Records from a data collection
►
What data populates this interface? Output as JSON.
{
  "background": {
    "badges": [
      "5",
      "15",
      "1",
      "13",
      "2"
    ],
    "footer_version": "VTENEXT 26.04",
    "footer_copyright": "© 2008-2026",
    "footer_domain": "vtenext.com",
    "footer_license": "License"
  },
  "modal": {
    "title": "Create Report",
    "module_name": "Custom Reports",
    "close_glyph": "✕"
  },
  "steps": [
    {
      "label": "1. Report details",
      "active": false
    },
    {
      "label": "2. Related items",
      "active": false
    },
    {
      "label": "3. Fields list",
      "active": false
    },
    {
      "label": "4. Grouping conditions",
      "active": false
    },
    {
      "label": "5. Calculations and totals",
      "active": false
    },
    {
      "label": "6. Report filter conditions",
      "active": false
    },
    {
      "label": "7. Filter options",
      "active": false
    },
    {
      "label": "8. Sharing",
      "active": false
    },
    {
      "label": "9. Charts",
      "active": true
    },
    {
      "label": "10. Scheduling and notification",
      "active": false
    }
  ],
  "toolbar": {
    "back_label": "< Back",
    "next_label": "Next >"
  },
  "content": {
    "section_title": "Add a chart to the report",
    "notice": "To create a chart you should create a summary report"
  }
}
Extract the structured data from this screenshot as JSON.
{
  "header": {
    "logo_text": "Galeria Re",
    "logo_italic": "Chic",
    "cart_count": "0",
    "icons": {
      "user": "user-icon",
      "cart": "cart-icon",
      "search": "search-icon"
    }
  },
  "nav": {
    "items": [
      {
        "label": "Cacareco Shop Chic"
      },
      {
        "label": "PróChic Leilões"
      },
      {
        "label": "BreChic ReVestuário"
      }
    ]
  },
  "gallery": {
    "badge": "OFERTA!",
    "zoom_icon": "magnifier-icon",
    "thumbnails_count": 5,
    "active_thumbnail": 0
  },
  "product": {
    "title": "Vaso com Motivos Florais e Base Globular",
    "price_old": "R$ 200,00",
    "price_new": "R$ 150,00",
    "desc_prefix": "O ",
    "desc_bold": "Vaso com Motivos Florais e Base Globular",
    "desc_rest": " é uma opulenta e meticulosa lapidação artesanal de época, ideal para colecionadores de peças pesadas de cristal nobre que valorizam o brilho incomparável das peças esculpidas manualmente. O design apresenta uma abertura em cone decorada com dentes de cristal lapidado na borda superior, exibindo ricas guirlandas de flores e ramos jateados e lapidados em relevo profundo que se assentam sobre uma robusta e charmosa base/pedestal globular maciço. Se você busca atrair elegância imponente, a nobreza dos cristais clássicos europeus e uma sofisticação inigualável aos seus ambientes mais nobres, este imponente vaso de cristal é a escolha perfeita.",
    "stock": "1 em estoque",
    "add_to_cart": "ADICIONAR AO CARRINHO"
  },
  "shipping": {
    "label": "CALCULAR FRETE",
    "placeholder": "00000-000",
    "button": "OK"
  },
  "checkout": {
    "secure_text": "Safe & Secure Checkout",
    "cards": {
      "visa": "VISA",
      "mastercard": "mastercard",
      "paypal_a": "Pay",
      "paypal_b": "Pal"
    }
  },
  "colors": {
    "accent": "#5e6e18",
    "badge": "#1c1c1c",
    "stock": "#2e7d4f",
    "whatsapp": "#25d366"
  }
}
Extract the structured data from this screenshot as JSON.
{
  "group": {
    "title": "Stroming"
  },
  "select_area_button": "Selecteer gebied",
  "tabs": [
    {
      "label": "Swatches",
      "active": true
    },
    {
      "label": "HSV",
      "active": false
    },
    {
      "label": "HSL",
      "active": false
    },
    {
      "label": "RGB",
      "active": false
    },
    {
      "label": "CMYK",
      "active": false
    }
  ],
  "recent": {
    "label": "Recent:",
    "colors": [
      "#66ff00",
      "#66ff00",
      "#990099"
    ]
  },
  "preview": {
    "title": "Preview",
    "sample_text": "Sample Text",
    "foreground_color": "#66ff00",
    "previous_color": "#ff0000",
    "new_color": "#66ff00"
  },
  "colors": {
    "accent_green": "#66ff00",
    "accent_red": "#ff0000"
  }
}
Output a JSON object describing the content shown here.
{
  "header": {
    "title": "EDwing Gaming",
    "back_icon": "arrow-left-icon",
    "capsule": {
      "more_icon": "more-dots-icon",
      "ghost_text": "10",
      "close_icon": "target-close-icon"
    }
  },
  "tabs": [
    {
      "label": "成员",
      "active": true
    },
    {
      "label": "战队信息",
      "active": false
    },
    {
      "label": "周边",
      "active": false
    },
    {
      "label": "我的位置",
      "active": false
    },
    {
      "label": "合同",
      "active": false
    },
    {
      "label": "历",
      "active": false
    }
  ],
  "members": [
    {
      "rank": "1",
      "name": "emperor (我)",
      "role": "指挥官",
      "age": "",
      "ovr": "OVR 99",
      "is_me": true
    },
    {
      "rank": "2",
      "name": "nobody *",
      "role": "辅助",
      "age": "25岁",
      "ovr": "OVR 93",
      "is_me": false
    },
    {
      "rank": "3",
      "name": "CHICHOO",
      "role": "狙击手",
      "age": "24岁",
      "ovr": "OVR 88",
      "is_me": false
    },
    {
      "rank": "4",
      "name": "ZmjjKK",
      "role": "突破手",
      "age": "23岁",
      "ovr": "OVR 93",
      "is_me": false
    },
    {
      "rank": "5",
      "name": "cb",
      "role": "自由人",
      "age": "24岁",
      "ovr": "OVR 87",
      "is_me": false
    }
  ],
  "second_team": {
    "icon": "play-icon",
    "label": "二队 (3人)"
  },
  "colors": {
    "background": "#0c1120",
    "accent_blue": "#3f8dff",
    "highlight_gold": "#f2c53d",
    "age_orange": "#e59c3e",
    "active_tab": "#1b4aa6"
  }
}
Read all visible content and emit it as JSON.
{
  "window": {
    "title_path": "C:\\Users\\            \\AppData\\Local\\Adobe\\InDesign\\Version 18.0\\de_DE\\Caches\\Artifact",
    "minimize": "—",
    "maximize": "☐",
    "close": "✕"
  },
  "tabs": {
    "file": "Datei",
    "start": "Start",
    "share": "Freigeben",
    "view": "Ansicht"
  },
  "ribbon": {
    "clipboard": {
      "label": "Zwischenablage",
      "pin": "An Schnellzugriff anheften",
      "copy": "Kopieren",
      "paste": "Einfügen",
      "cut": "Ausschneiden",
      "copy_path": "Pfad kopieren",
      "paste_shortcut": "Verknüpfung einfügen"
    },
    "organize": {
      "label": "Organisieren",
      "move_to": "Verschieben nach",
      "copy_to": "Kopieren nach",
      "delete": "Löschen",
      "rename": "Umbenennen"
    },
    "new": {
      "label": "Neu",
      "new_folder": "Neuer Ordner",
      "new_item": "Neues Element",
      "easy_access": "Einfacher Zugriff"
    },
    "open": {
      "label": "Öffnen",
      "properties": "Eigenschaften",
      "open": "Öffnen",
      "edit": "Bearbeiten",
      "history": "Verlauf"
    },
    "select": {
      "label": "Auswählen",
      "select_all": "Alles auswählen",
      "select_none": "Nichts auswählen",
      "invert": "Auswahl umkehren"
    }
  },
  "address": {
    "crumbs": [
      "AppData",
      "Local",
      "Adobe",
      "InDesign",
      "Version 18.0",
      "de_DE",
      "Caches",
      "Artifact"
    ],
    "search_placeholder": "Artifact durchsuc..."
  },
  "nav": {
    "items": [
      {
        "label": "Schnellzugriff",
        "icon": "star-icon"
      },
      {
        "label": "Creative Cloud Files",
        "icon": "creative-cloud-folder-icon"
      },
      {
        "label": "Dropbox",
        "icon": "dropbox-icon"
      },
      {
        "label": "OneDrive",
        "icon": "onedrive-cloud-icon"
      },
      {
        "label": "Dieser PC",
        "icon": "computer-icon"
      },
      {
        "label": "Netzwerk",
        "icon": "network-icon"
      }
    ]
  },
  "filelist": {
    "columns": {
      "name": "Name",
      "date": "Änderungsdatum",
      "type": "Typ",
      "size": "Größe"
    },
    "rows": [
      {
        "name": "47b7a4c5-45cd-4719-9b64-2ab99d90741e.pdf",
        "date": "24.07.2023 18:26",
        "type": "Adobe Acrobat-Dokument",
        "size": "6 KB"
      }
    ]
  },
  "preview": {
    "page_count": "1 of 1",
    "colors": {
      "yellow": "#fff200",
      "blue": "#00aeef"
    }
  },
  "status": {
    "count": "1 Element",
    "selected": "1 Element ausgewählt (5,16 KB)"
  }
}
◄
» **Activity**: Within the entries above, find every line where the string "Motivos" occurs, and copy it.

» **Output of the task**:
    "title": "Vaso com Motivos Florais e Base Globular",
    "desc_bold": "Vaso com Motivos Florais e Base Globular",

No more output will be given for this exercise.